The glowing heart descends in all of its glory as a larger than life Coheed & Cambria banner falls slowly to ominous music, revealing their classic logo. Once the stage was set, Coheed ran out and performed a 15 minute rendition of “In Keeping Secrets of Silent Earth: 3,” which features some outstanding solos that were just a taste of the impressive guitar prowess we would witness. During “No World For Tomorrow,” the drummer slams on his kit as hard as frontman Claudio wails on his microphone – his signature hair flowing down his face as he shreds his guitar. They couldn’t let the night go on without a performance of their newest single, too, “Shoulders,” with it’s wickedly funky guitar work. Now was the time that the crowd was at full capacity. 

Coheed & Cambria wanted to pack as much music as they could into their set, working the crowd less often than Bert and the members of The Used, but the music spoke for itself with flawless execution of their best work. Coheed played “The Suffering” and “Ten Speed,” two fan favorites from perhaps their most popular album. This audience did not need any hyping, as they were steadily headbanging and getting as rowdy as they could given the space they were provided in the seated amphitheater.

Appropriately, they played “Devil In Jersey City,” stopping to say that the tri-state area means so very much to them as New York is their home. Claudio runs around the stage flailing with the microphone as the audience sings the chorus, a sound larger than life. “This band’s been around 20 years…” Claudio says, “Give a round of applause to yourselves.” The frontman flawlessly transitions from speaking voice to screaming and back to singing, which takes intense vocal training. Their encore included “Unheavenly Creatures,” a cut from their most recent studio album that is beloved by fans, followed by the closer – possibly the most recognizable Coheed hit – “Welcome Home.” This was the most appropriate finale for the band’s return to their adoring fans in New Jersey.
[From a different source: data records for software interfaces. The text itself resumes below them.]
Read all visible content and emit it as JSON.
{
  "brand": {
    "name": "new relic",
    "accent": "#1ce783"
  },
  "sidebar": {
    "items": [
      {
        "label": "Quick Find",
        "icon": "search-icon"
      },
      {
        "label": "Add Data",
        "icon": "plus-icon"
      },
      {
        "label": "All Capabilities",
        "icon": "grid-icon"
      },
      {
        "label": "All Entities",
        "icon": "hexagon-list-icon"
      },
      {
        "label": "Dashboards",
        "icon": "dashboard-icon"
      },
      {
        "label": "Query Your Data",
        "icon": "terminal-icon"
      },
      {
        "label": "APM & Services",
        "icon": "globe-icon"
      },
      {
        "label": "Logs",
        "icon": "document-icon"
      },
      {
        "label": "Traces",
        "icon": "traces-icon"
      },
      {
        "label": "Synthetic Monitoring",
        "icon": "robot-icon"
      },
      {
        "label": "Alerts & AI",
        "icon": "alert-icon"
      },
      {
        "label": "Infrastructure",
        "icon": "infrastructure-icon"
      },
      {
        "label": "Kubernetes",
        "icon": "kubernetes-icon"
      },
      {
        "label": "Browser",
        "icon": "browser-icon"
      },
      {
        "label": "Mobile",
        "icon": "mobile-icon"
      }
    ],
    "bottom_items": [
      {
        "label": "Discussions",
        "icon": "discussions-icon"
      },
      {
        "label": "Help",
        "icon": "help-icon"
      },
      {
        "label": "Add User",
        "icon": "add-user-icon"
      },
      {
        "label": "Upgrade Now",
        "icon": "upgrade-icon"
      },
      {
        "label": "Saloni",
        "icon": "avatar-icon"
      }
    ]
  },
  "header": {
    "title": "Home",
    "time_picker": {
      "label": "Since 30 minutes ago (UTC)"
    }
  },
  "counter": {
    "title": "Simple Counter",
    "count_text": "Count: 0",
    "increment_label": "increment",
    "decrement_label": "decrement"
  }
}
PNC Bank Arts Center has put on a slew of stellar shows since its reopening, and Coheed & Cambria and The Used were no exception. I’m not sure if it’s possible to be a fan of just one or the other.  This was a sure-to-please pairing for the PNC stage, and I’m certain that super-fans, both present and watching at home, had the night of their lives.